- **Data extracted from a collection**

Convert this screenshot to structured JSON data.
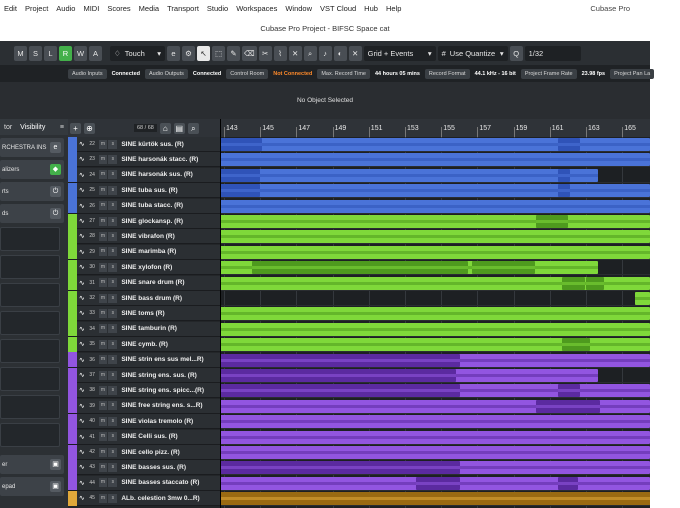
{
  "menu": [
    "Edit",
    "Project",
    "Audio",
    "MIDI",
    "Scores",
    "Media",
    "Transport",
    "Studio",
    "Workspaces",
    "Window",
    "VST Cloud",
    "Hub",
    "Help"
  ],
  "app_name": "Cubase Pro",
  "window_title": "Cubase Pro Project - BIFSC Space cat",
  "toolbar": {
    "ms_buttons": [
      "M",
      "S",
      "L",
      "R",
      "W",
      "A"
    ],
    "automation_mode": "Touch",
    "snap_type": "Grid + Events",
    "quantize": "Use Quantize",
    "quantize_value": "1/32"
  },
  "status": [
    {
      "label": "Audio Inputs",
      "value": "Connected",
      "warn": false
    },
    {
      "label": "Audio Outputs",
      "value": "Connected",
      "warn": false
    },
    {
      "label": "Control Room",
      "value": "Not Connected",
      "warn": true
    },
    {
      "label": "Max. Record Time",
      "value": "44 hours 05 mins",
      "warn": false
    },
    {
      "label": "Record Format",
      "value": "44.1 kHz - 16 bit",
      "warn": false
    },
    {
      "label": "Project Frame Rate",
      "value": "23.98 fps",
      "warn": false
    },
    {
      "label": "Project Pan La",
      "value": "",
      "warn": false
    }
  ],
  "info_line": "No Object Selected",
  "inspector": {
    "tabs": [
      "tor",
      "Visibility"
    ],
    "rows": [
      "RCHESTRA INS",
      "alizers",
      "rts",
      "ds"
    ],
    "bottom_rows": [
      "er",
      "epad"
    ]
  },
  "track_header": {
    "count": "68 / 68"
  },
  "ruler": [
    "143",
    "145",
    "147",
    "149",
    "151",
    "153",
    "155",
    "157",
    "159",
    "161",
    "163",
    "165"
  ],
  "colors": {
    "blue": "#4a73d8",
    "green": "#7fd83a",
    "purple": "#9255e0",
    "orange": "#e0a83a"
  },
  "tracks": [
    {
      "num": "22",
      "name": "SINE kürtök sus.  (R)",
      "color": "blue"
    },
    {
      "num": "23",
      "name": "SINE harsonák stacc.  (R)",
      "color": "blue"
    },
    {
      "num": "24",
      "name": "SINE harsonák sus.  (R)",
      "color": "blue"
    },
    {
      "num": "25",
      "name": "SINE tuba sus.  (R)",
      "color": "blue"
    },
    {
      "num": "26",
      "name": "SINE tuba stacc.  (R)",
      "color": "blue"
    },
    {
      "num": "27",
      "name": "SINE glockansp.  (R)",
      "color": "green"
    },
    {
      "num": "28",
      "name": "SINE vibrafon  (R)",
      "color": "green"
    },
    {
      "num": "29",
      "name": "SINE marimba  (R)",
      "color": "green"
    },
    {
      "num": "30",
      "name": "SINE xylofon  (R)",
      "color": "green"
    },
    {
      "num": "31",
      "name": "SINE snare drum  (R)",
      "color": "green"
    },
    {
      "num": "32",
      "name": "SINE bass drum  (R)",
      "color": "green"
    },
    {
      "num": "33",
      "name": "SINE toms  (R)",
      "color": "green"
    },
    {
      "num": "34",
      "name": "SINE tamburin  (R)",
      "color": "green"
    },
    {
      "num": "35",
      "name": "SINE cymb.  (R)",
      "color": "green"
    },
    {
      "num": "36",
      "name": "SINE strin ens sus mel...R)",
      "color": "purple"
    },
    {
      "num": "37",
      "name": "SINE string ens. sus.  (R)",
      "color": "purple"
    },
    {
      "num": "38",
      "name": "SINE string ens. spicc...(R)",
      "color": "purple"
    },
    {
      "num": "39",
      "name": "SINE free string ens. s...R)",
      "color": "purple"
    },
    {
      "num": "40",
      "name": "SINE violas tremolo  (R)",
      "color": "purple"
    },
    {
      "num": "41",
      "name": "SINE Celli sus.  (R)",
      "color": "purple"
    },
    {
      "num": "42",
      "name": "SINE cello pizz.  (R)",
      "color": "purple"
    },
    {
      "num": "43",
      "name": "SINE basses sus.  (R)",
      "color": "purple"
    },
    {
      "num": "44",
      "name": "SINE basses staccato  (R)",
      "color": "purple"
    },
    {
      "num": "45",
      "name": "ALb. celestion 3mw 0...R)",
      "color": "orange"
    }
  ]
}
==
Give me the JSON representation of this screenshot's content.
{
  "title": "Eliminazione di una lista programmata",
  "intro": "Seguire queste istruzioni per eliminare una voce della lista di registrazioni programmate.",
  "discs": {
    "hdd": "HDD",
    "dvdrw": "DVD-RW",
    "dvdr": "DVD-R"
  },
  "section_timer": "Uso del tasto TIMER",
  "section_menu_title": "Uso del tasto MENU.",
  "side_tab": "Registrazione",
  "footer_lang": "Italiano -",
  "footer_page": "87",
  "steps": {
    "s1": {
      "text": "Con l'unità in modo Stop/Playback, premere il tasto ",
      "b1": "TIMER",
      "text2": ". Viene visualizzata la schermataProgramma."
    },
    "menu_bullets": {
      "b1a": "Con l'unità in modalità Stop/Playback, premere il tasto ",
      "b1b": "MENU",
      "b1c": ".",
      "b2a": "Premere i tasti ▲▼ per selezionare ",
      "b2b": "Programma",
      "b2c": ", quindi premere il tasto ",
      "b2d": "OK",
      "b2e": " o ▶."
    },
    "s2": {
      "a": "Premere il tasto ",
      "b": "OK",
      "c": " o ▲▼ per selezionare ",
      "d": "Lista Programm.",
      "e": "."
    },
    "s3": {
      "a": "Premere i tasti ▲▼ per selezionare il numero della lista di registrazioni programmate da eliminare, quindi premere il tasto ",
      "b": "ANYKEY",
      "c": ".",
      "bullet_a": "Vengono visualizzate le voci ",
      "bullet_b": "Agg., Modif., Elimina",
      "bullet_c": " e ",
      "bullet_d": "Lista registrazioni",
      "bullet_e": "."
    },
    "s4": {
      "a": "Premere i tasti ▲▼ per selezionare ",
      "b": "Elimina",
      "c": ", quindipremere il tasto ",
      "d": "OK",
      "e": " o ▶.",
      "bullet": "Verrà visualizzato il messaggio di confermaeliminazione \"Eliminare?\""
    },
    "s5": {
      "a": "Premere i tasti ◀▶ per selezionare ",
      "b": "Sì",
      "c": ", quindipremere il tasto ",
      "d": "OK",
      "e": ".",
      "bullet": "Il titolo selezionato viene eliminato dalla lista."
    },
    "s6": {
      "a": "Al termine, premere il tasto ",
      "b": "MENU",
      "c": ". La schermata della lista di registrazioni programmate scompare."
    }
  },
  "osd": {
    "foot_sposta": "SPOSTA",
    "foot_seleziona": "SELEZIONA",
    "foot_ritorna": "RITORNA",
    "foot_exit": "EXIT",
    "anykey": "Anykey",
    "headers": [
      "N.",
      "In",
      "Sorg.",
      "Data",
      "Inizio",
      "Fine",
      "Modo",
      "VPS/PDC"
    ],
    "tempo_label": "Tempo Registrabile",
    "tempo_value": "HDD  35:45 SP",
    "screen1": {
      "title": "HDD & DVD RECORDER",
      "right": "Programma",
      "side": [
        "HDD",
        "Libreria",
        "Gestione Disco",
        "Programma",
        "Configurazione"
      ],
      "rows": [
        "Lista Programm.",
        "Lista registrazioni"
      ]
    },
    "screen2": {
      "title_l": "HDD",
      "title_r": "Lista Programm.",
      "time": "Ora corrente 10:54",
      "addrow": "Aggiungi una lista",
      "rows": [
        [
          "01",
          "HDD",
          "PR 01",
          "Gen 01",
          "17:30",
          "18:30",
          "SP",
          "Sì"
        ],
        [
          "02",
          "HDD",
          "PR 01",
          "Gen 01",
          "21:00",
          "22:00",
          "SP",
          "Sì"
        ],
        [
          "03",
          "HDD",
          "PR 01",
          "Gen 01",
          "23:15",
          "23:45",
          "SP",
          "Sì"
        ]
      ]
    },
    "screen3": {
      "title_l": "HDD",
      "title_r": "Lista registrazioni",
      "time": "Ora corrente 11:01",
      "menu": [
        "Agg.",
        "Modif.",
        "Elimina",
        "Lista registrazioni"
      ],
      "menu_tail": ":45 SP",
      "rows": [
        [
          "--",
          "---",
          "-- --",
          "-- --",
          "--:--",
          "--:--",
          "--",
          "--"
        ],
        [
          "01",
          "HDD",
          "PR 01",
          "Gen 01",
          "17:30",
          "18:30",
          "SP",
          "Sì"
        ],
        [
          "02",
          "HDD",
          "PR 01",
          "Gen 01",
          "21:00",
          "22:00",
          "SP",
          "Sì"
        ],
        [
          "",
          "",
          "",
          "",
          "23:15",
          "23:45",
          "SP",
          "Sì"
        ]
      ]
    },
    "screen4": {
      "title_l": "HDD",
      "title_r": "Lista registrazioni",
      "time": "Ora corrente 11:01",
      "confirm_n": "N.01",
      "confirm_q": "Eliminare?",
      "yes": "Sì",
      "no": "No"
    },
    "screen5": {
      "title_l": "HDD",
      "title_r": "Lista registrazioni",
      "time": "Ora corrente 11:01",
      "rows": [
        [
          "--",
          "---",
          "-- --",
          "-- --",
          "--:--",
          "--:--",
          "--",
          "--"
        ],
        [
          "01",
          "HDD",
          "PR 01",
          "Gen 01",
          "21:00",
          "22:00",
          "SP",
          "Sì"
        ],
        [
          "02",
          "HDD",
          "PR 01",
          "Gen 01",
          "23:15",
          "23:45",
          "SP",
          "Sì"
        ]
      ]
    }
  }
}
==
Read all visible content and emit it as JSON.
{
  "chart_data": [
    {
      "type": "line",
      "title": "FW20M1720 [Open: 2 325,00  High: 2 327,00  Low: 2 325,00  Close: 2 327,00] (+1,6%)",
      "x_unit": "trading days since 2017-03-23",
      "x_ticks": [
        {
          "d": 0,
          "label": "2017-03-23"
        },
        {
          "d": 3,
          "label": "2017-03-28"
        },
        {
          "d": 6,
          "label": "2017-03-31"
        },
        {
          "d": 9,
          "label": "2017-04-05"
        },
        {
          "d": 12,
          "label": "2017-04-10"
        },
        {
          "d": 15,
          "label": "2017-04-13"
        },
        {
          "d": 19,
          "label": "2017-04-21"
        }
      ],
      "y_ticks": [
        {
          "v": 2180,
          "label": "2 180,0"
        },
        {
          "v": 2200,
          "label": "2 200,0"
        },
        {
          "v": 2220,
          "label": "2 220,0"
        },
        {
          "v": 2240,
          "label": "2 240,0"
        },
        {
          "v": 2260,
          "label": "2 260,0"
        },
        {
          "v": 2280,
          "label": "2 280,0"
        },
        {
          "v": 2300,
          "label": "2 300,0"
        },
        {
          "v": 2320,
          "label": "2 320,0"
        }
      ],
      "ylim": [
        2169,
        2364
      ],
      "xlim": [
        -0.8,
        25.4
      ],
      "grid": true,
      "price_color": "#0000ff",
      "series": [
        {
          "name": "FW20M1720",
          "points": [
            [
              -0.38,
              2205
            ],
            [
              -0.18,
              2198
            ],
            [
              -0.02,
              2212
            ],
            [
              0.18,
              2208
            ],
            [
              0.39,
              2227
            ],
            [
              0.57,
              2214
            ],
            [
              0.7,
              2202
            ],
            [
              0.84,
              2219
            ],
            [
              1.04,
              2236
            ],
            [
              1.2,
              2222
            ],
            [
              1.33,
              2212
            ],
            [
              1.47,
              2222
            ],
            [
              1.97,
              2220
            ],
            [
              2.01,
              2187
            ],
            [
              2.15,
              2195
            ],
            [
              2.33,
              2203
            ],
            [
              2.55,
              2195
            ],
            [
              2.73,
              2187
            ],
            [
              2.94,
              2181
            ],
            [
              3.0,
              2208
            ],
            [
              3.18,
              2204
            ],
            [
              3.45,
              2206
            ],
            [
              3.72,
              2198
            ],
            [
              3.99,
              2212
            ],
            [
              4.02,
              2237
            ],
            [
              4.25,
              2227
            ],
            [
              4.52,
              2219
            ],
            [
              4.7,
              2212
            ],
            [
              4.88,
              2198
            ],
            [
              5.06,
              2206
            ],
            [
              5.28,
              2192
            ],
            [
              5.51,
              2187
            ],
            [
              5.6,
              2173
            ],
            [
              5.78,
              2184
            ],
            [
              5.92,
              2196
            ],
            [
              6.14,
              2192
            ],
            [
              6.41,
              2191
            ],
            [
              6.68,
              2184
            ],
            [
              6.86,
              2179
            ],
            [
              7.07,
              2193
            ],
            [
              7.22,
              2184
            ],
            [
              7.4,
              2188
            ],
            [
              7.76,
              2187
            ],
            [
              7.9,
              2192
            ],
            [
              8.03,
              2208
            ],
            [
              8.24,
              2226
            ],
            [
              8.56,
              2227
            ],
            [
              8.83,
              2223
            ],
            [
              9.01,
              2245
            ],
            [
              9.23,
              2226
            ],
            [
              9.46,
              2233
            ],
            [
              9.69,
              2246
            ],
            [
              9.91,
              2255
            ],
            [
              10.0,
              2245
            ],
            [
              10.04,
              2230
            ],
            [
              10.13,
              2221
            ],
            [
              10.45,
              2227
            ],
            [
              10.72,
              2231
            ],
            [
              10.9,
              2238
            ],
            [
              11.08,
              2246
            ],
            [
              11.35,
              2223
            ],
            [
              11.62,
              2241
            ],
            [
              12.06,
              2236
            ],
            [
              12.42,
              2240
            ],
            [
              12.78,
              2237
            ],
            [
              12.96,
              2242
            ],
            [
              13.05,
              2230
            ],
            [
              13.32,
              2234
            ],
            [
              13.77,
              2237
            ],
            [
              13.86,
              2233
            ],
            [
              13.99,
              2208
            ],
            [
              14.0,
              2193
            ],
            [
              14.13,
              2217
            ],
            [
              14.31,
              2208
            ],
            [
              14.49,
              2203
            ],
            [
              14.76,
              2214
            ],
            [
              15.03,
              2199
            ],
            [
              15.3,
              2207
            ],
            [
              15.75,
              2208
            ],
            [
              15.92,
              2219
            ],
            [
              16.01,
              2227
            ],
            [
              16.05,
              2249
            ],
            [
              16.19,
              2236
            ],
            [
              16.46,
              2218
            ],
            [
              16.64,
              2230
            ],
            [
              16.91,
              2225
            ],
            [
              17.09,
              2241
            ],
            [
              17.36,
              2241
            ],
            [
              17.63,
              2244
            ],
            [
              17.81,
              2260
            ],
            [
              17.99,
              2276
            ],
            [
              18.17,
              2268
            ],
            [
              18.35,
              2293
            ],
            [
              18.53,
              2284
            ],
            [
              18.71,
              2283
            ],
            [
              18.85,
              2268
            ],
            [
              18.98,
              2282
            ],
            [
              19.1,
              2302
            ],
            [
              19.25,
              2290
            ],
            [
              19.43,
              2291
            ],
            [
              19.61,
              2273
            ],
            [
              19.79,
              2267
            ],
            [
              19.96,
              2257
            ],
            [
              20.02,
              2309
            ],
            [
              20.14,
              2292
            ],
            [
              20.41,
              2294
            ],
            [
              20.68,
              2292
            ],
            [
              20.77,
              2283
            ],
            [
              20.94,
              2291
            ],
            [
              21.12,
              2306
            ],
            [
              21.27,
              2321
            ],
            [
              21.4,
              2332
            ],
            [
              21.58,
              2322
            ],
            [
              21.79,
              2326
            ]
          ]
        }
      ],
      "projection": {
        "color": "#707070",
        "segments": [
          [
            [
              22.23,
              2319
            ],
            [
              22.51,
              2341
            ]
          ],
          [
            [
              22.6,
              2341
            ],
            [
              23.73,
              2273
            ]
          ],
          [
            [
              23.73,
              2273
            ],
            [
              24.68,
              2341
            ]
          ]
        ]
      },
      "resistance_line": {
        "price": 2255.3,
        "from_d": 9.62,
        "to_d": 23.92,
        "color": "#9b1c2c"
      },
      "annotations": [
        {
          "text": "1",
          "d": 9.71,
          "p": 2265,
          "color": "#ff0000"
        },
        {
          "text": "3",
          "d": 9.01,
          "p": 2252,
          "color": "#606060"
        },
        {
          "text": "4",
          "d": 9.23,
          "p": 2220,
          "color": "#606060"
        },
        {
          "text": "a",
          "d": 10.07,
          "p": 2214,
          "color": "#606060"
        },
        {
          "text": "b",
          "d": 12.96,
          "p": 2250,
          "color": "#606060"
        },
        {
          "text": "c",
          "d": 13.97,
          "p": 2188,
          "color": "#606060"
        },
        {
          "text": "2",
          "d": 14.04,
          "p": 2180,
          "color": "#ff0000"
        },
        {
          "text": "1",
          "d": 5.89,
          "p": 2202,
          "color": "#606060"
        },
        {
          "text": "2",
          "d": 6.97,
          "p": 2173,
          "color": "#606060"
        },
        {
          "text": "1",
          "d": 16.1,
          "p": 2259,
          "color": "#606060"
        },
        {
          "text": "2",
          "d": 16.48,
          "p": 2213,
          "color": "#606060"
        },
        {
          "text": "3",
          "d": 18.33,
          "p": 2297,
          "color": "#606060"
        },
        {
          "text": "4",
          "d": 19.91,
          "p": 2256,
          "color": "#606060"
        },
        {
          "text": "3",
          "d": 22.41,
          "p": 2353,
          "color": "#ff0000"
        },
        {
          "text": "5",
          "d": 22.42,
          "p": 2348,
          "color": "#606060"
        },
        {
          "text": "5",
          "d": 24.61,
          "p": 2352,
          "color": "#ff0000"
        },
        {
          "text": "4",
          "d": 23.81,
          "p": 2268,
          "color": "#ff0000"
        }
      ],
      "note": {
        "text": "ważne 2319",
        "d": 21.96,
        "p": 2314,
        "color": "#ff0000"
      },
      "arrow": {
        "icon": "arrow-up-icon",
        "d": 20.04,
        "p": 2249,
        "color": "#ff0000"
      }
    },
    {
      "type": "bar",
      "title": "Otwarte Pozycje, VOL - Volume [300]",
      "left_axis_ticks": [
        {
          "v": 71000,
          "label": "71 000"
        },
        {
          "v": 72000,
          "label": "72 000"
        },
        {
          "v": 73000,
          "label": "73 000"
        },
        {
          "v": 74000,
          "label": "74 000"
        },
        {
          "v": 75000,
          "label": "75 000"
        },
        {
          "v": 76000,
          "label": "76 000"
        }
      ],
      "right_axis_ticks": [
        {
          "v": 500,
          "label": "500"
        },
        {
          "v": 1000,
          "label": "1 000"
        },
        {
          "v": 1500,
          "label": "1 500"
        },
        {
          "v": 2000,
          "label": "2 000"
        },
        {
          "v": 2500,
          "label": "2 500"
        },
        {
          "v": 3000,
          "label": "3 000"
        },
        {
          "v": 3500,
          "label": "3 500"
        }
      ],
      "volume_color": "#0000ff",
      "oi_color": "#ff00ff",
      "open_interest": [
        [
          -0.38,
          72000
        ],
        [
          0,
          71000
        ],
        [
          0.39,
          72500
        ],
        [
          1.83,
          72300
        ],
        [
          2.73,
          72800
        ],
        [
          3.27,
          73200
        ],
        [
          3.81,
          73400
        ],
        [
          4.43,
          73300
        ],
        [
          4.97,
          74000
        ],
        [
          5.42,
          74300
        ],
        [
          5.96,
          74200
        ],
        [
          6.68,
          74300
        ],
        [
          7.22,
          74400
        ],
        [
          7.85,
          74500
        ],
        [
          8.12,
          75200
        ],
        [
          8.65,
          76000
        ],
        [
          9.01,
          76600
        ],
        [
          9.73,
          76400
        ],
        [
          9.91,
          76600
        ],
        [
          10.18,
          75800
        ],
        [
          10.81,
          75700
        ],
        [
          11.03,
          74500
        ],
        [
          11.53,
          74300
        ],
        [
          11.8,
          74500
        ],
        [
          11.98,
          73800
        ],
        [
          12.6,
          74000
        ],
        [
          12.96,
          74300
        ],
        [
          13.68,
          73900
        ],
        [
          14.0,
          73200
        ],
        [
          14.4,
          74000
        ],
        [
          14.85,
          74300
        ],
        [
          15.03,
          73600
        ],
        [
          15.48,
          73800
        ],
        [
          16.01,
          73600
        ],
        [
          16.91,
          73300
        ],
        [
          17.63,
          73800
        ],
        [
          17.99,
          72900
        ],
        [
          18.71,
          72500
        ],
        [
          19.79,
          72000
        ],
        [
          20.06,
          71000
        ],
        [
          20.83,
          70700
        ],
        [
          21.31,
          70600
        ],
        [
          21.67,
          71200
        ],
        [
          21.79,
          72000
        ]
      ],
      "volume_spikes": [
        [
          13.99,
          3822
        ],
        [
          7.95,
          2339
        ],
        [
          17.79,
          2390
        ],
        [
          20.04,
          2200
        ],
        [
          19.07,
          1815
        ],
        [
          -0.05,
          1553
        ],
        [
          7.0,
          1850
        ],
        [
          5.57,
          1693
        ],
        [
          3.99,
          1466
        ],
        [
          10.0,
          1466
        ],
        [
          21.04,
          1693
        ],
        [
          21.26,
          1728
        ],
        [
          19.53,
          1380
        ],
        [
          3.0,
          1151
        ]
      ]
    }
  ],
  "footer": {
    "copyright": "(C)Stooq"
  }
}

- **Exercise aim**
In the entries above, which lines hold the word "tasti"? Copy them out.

- **Solution for this exercise**
      "b2a": "Premere i tasti ▲▼ per selezionare ",
      "a": "Premere i tasti ▲▼ per selezionare il numero della lista di registrazioni programmate da eliminare, quindi premere il tasto ",
      "a": "Premere i tasti ▲▼ per selezionare ",
      "a": "Premere i tasti ◀▶ per selezionare ",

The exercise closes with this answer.